Brief: Reproduce the records below in full and exactly, without their images.

[Excerpts from a dataset]
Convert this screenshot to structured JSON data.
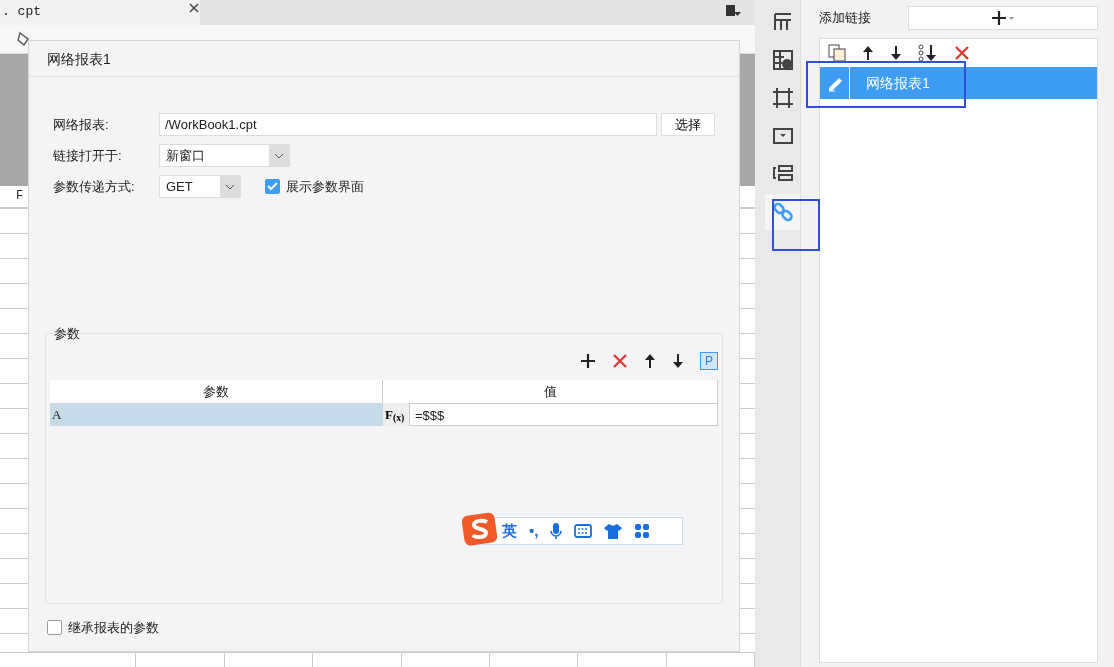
{
  "editor_tab": {
    "title": ". cpt"
  },
  "grid": {
    "column_header": "F"
  },
  "dialog": {
    "title": "网络报表1",
    "fields": [
      {
        "kind": "text",
        "label": "网络报表:",
        "value": "/WorkBook1.cpt",
        "button": "选择"
      },
      {
        "kind": "select",
        "label": "链接打开于:",
        "value": "新窗口"
      },
      {
        "kind": "select",
        "label": "参数传递方式:",
        "value": "GET",
        "checkbox": {
          "label": "展示参数界面",
          "checked": true
        }
      }
    ],
    "params": {
      "title": "参数",
      "toolbar_button": "P",
      "columns": [
        "参数",
        "值"
      ],
      "rows": [
        {
          "name": "A",
          "formula_button": "F$_{(x)}$",
          "value": "=$$$",
          "selected": true
        }
      ]
    },
    "inherit": {
      "label": "继承报表的参数",
      "checked": false
    }
  },
  "ime_bar": {
    "mode": "英",
    "punctuation": "•,"
  },
  "side_tabs": [
    {
      "selected": false
    },
    {
      "selected": false
    },
    {
      "selected": false
    },
    {
      "selected": false
    },
    {
      "selected": false
    },
    {
      "selected": true
    }
  ],
  "link_panel": {
    "label": "添加链接",
    "items": [
      {
        "name": "网络报表1",
        "selected": true
      }
    ]
  }
}
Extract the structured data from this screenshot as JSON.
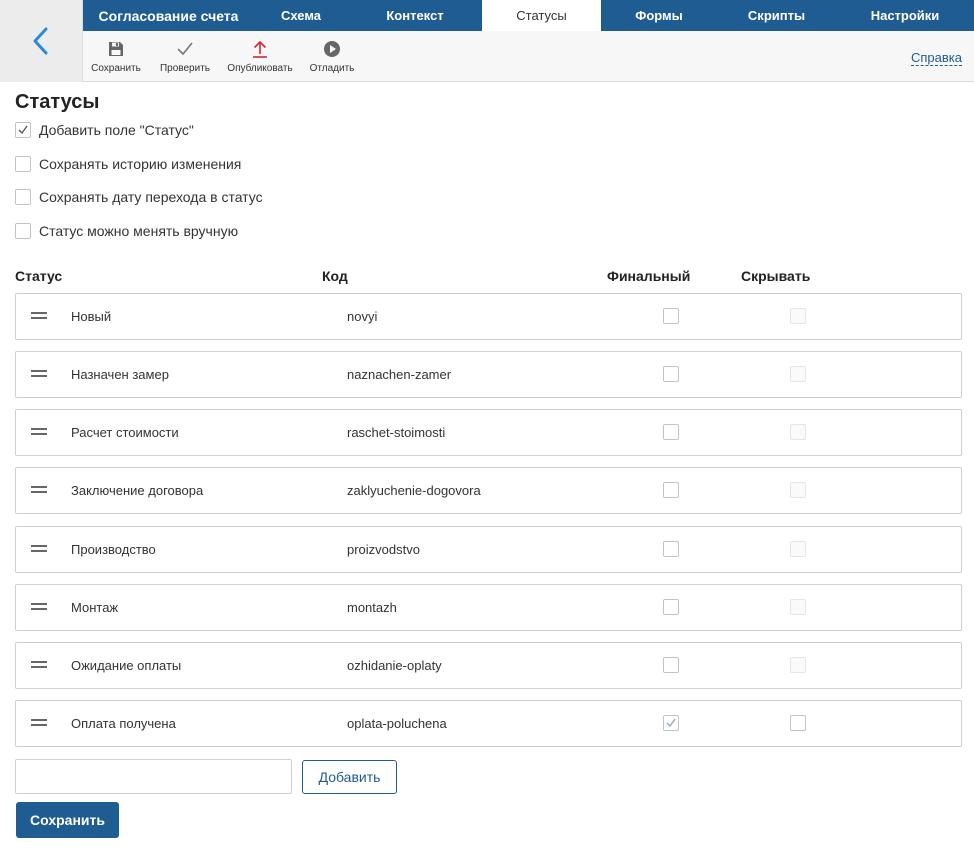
{
  "tabs": {
    "title": "Согласование счета",
    "items": [
      {
        "label": "Схема"
      },
      {
        "label": "Контекст"
      },
      {
        "label": "Статусы"
      },
      {
        "label": "Формы"
      },
      {
        "label": "Скрипты"
      },
      {
        "label": "Настройки"
      }
    ]
  },
  "toolbar": {
    "save": "Сохранить",
    "check": "Проверить",
    "publish": "Опубликовать",
    "debug": "Отладить",
    "help": "Справка"
  },
  "page": {
    "title": "Статусы",
    "options": [
      {
        "label": "Добавить поле \"Статус\"",
        "checked": true
      },
      {
        "label": "Сохранять историю изменения",
        "checked": false
      },
      {
        "label": "Сохранять дату перехода в статус",
        "checked": false
      },
      {
        "label": "Статус можно менять вручную",
        "checked": false
      }
    ]
  },
  "table": {
    "headers": {
      "status": "Статус",
      "code": "Код",
      "final": "Финальный",
      "hide": "Скрывать"
    },
    "rows": [
      {
        "name": "Новый",
        "code": "novyi",
        "final": false,
        "hide": false
      },
      {
        "name": "Назначен замер",
        "code": "naznachen-zamer",
        "final": false,
        "hide": false
      },
      {
        "name": "Расчет стоимости",
        "code": "raschet-stoimosti",
        "final": false,
        "hide": false
      },
      {
        "name": "Заключение договора",
        "code": "zaklyuchenie-dogovora",
        "final": false,
        "hide": false
      },
      {
        "name": "Производство",
        "code": "proizvodstvo",
        "final": false,
        "hide": false
      },
      {
        "name": "Монтаж",
        "code": "montazh",
        "final": false,
        "hide": false
      },
      {
        "name": "Ожидание оплаты",
        "code": "ozhidanie-oplaty",
        "final": false,
        "hide": false
      },
      {
        "name": "Оплата получена",
        "code": "oplata-poluchena",
        "final": true,
        "hide": false
      }
    ]
  },
  "footer": {
    "new_status_value": "",
    "add_label": "Добавить",
    "save_label": "Сохранить"
  },
  "colors": {
    "brand": "#1f5c91",
    "publish_icon": "#d9262e"
  }
}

Exercise solution:
Convert this screenshot to structured JSON data.
{
  "editor_tab": {
    "title": ". cpt"
  },
  "grid": {
    "column_header": "F"
  },
  "dialog": {
    "title": "网络报表1",
    "fields": [
      {
        "kind": "text",
        "label": "网络报表:",
        "value": "/WorkBook1.cpt",
        "button": "选择"
      },
      {
        "kind": "select",
        "label": "链接打开于:",
        "value": "新窗口"
      },
      {
        "kind": "select",
        "label": "参数传递方式:",
        "value": "GET",
        "checkbox": {
          "label": "展示参数界面",
          "checked": true
        }
      }
    ],
    "params": {
      "title": "参数",
      "toolbar_button": "P",
      "columns": [
        "参数",
        "值"
      ],
      "rows": [
        {
          "name": "A",
          "formula_button": "F$_{(x)}$",
          "value": "=$$$",
          "selected": true
        }
      ]
    },
    "inherit": {
      "label": "继承报表的参数",
      "checked": false
    }
  },
  "ime_bar": {
    "mode": "英",
    "punctuation": "•,"
  },
  "side_tabs": [
    {
      "selected": false
    },
    {
      "selected": false
    },
    {
      "selected": false
    },
    {
      "selected": false
    },
    {
      "selected": false
    },
    {
      "selected": true
    }
  ],
  "link_panel": {
    "label": "添加链接",
    "items": [
      {
        "name": "网络报表1",
        "selected": true
      }
    ]
  }
}
Extract the structured data from this screenshot as JSON.
{
  "tabs": {
    "title": "Согласование счета",
    "items": [
      {
        "label": "Схема"
      },
      {
        "label": "Контекст"
      },
      {
        "label": "Статусы"
      },
      {
        "label": "Формы"
      },
      {
        "label": "Скрипты"
      },
      {
        "label": "Настройки"
      }
    ]
  },
  "toolbar": {
    "save": "Сохранить",
    "check": "Проверить",
    "publish": "Опубликовать",
    "debug": "Отладить",
    "help": "Справка"
  },
  "page": {
    "title": "Статусы",
    "options": [
      {
        "label": "Добавить поле \"Статус\"",
        "checked": true
      },
      {
        "label": "Сохранять историю изменения",
        "checked": false
      },
      {
        "label": "Сохранять дату перехода в статус",
        "checked": false
      },
      {
        "label": "Статус можно менять вручную",
        "checked": false
      }
    ]
  },
  "table": {
    "headers": {
      "status": "Статус",
      "code": "Код",
      "final": "Финальный",
      "hide": "Скрывать"
    },
    "rows": [
      {
        "name": "Новый",
        "code": "novyi",
        "final": false,
        "hide": false
      },
      {
        "name": "Назначен замер",
        "code": "naznachen-zamer",
        "final": false,
        "hide": false
      },
      {
        "name": "Расчет стоимости",
        "code": "raschet-stoimosti",
        "final": false,
        "hide": false
      },
      {
        "name": "Заключение договора",
        "code": "zaklyuchenie-dogovora",
        "final": false,
        "hide": false
      },
      {
        "name": "Производство",
        "code": "proizvodstvo",
        "final": false,
        "hide": false
      },
      {
        "name": "Монтаж",
        "code": "montazh",
        "final": false,
        "hide": false
      },
      {
        "name": "Ожидание оплаты",
        "code": "ozhidanie-oplaty",
        "final": false,
        "hide": false
      },
      {
        "name": "Оплата получена",
        "code": "oplata-poluchena",
        "final": true,
        "hide": false
      }
    ]
  },
  "footer": {
    "new_status_value": "",
    "add_label": "Добавить",
    "save_label": "Сохранить"
  },
  "colors": {
    "brand": "#1f5c91",
    "publish_icon": "#d9262e"
  }
}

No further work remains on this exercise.